First, before we enter into the matter itself, we must keep in mind that distinction which we previously laid down so that we do not (as commonly happens) unwisely mingle these two, which have a completely different nature. For certain men, when they hear that the gospel promises a freedom that acknowledges no king and no magistrate among men, but looks to Christ alone, think that they cannot benefit by their freedom so long as they see any power set up over them. They therefore think that nothing will be safe unless the whole world is reshaped to a new form, where there are neither courts, nor laws, nor magistrates, nor anything which in their opinion restricts their freedom.
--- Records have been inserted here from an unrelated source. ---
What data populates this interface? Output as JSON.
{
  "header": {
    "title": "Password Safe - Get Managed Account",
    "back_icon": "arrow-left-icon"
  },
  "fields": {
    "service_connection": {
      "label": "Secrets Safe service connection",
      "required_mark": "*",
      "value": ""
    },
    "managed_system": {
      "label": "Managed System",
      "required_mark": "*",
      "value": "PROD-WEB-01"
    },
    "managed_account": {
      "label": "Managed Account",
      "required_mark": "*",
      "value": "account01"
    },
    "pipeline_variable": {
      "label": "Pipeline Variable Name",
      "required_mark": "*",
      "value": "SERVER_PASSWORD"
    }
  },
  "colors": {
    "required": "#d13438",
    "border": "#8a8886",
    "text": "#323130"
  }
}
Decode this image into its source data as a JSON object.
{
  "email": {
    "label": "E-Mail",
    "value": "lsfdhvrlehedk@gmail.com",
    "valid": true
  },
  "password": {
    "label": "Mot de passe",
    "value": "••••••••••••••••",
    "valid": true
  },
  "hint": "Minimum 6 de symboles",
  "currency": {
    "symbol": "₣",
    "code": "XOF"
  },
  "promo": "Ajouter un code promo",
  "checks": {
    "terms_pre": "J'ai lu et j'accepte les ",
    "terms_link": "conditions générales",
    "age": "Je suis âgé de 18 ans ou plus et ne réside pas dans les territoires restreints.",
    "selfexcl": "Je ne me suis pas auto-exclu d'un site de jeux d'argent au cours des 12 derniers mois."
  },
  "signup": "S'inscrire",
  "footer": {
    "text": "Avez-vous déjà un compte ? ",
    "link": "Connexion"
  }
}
But whoever knows how to distinguish between body and soul, between this present fleeting life and that future eternal life, will without difficulty know that Christ’s spiritual Kingdom and the civil jurisdiction are things completely distinct. Since, then, it is a Jewish vanity to seek and enclose Christ’s Kingdom within the elements of this world, let us rather ponder that what Scripture clearly teaches is a spiritual fruit, which we gather from Christ’s grace; and let us remember to keep within its own limits all that freedom which is promised and offered to us in him. For why is it that the same apostle who bids us stand and not submit to the “yoke of bondage” [Gal. 5:1] elsewhere forbids slaves to be anxious about their state [1 Cor. 7:21], unless it be that spiritual freedom can perfectly well exist along with civil bondage? These statements of his must also be taken in the same sense: In the Kingdom of God “there is neither Jew nor Greek, neither male nor female, neither slave nor free” [Gal. 3:28, Vg.; order changed]. And again, “there is not Jew nor Greek, uncircumcised and circumcised, barbarian, Scythian, slave, freeman; but Christ is all in all” [Col. 3:11 p.]. By these statements he means that it makes no difference what your condition among men may be or under what nation’s laws you live, since the Kingdom of Christ does not at all consist in these things.
—Calvin, Institutes (1559), 4.20.1 (Battles edition)